Importers of products have to verify that the manufacturer outside the EU has undertaken the necessary steps and that the documentation is available upon request. Importers should also make sure that contact with the manufacturer can always be established. Distributors must be able to demonstrate to national authorities that they have acted with due care and they must have affirmation from the manufacturer or importer that the necessary measures have been taken.
If importers or distributors market the products under their own name, they take over the manufacturer’s responsibilities. In this case they must have sufficient information on the design and production of the product, as they will be assuming the legal responsibility when they affix the CE marking.
There are certain rules underlying the procedure to affix the marking:
Since achieving compliance can be very complex, CE-marking conformity assessment, provided by a notified body, is of great importance throughout the entire CE-marking process, from design verification, and set up of the technical file to the EU declaration of conformity.
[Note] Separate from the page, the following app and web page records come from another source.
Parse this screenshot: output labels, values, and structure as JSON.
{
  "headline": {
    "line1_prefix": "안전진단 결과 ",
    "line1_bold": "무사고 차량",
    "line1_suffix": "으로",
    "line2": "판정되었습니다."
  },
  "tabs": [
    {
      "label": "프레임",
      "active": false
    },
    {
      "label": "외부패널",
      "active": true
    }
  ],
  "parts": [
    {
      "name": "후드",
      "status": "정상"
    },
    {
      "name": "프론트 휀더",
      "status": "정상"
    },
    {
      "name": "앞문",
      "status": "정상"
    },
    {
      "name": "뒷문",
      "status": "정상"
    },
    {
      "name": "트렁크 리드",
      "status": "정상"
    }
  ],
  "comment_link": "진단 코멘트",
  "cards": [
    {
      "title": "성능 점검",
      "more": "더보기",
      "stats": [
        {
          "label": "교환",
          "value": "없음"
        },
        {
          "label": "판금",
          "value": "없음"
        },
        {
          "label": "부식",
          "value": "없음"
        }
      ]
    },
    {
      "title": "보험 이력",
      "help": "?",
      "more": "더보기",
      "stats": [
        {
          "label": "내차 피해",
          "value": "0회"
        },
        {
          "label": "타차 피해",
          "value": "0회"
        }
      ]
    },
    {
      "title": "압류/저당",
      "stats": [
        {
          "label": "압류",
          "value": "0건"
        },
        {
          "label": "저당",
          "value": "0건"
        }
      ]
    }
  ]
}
A guide to the implementation of directives and regulations based on the New Approach and the Global Approach (the “Blue Guide”) was first published by the European Union in 2000. Updated versions were published on 28 February 2014 and 26 July 2016.
The norms (directives and regulations) requiring CE marking affect the following product groups:
Characteristics of CE marking
For example, for a machine, generally the Machinery directive applies, but often also:
When the manufacturer of a machine puts the CE marking, it engages itself and guarantees, that it makes all the tests, assessments and evaluation on the product to conform to all the requirements of all the norms that apply to its product.